“I think that we should make sure that we have places for people to sit,” she said. “Seniors, the disabled or just people wanting to enjoy. I think we should have bus shelters and benches at the train station for everybody to use — not just select who should be allowed to rest.”
Snaden rebutted, noting the reason benches were removed at the train station was because of the multitude of complaints that they received of criminal activity going on around the benches.
“It’s not about selectivity,” she argued. “We do not discriminate as to who can sit and who can rest. We welcome everyone to this village, and we help them in any way that we can. We cannot have crime, we cannot have drug deals, we cannot have what was going on at the train station.”
For public safety concerns, Loucks started off with how proud he was that the Suffolk County Police Department Whiskey Tour would be patrolling the village at night, afterhours.
“They have a little bit more clout than our code officers,” he said. “Our code officers are somewhat restricted with what they can do but are always the first ones there.”
Snaden, who throughout her two years as trustee has implemented several different policies for public safety including the “See Something — Say Something” campaign, as well as a new kiosk for code enforcement to be readily available during their tour.
Ransome argued that when the officers are off duty is when trouble arrives, especially when the bars are let out. She said she would prefer officers to be touring during later hours.
“I think that we need to change our shifts on our codes so that they are working in conjunction with Suffolk County,” she said.
Snaden responded that she is working on making the now part-time officers full time.
“So that would help with those hours, and for them to work closer with Suffolk County later hours into the evening,” she said.
The LIPA power plant and water quality in the harbor were also discussed, with everyone equally acknowledging the importance fiscally of the plant and of renewable green energy. Loud music was asked about, and what the village can do to better control noise after dark, as well as political signs outside of businesses in the village.
When the conversation about the Port Jefferson Country Club came up again, Loucks noted that as of that day, the club had 700 new members.
“I believe the country club is the crown jewel,” he said. “If you’ve not gone up to the country club and walked around the facilities, you really don’t know what you’re missing.”
Ransome agreed, but argued about the senior citizen discount that was taken away, as well as allowing more walkers on the property.
“I think we need to do a better job with our contract we have with our current vendor there, which is The Crest Group, because right now we’re only getting $20,000 a month from the rental of that facility, which is extraordinarily less than what happened when Lombardi’s was there,” she said.
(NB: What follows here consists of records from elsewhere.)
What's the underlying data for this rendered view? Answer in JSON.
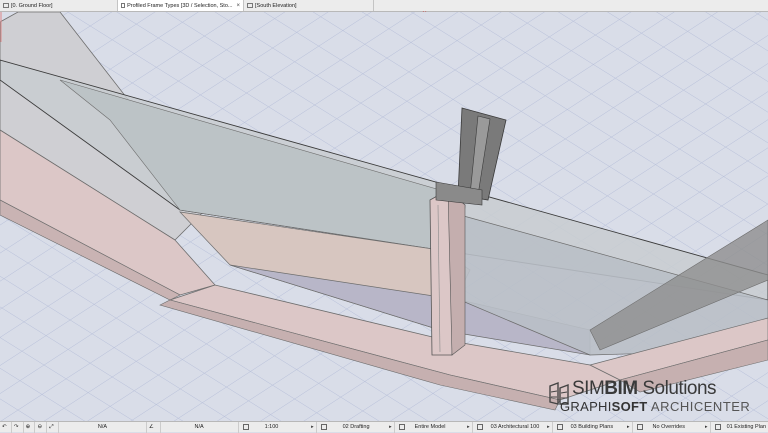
{
  "tabs": [
    {
      "label": "[0. Ground Floor]",
      "active": false
    },
    {
      "label": "Profiled Frame Types [3D / Selection, Sto...",
      "active": true,
      "close": "×"
    },
    {
      "label": "[South Elevation]",
      "active": false
    }
  ],
  "status": {
    "zoom_na_1": "N/A",
    "zoom_na_2": "N/A",
    "scale": "1:100",
    "layer_combo": "02 Drafting",
    "model_view": "Entire Model",
    "pen_set": "03 Architectural 100",
    "mvo": "03 Building Plans",
    "overrides": "No Overrides",
    "renovation": "01 Existing Plan"
  },
  "brand": {
    "name_light": "SIM",
    "name_bold": "BIM",
    "name_rest": " Solutions",
    "sub_light": "GRAPHI",
    "sub_mid": "SOFT",
    "sub_bold": " ARCHICENTER"
  },
  "colors": {
    "grid_bg": "#d9dde8",
    "grid_line": "#b7bfd9",
    "frame_pink": "#dcc7c7",
    "glass": "#c9cdd0",
    "profile_gray": "#7a7a7a"
  }
}
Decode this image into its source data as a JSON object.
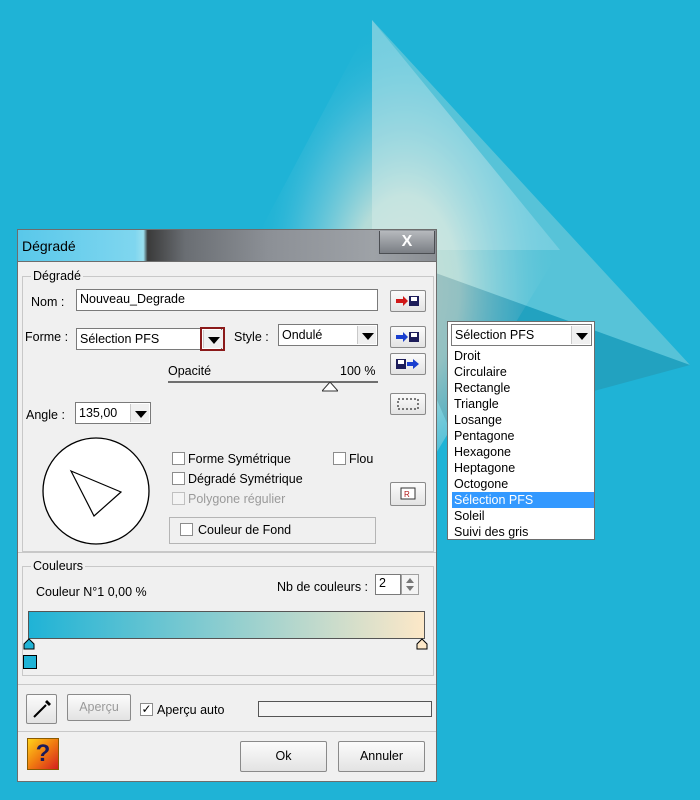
{
  "dialog": {
    "title": "Dégradé",
    "close_label": "X",
    "gradient_group": {
      "label": "Dégradé",
      "name_label": "Nom :",
      "name_value": "Nouveau_Degrade",
      "shape_label": "Forme :",
      "shape_value": "Sélection PFS",
      "style_label": "Style :",
      "style_value": "Ondulé",
      "opacity_label": "Opacité",
      "opacity_value": "100 %",
      "opacity_fraction": 1.0,
      "angle_label": "Angle :",
      "angle_value": "135,00",
      "checkboxes": [
        {
          "label": "Forme Symétrique",
          "checked": false,
          "enabled": true
        },
        {
          "label": "Flou",
          "checked": false,
          "enabled": true
        },
        {
          "label": "Dégradé Symétrique",
          "checked": false,
          "enabled": true
        },
        {
          "label": "Polygone régulier",
          "checked": false,
          "enabled": false
        }
      ],
      "background_color_label": "Couleur de Fond"
    },
    "colors_group": {
      "label": "Couleurs",
      "color_info": "Couleur N°1 0,00 %",
      "count_label": "Nb de couleurs :",
      "count_value": "2",
      "gradient_start": "#1fb3d6",
      "gradient_end": "#fde8c8"
    },
    "bottom": {
      "preview_button": "Aperçu",
      "auto_preview_label": "Aperçu auto",
      "auto_preview_checked": true,
      "ok_button": "Ok",
      "cancel_button": "Annuler"
    },
    "side_icons": [
      "load-gradient-icon",
      "save-gradient-icon",
      "export-gradient-icon",
      "selection-rect-icon",
      "reset-icon"
    ]
  },
  "shape_dropdown": {
    "value": "Sélection PFS",
    "options": [
      "Droit",
      "Circulaire",
      "Rectangle",
      "Triangle",
      "Losange",
      "Pentagone",
      "Hexagone",
      "Heptagone",
      "Octogone",
      "Sélection PFS",
      "Soleil",
      "Suivi des gris"
    ],
    "selected_index": 9
  }
}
Loucks argued back that when the Lombardi Group left, the space was empty.
“No one wanted to go up there,” he said. “$20,000 per month goes directly to the village — the village residents pay absolutely no tax money to support the club. Zero. It is a self-sustaining country club.”
Other topics included the marrying of Upper Port and downtown, planning committee critiques, the Gap store vacancy and its parking, also the continuous Lawrence Aviation impact and its future.
To watch the whole debate online, visit the Village of Port Jefferson’s YouTube page.
Residents can vote on Tuesday, June 15, at the Village Center at 101A E. Broadway between the hours of 6 a.m. until 9 p.m.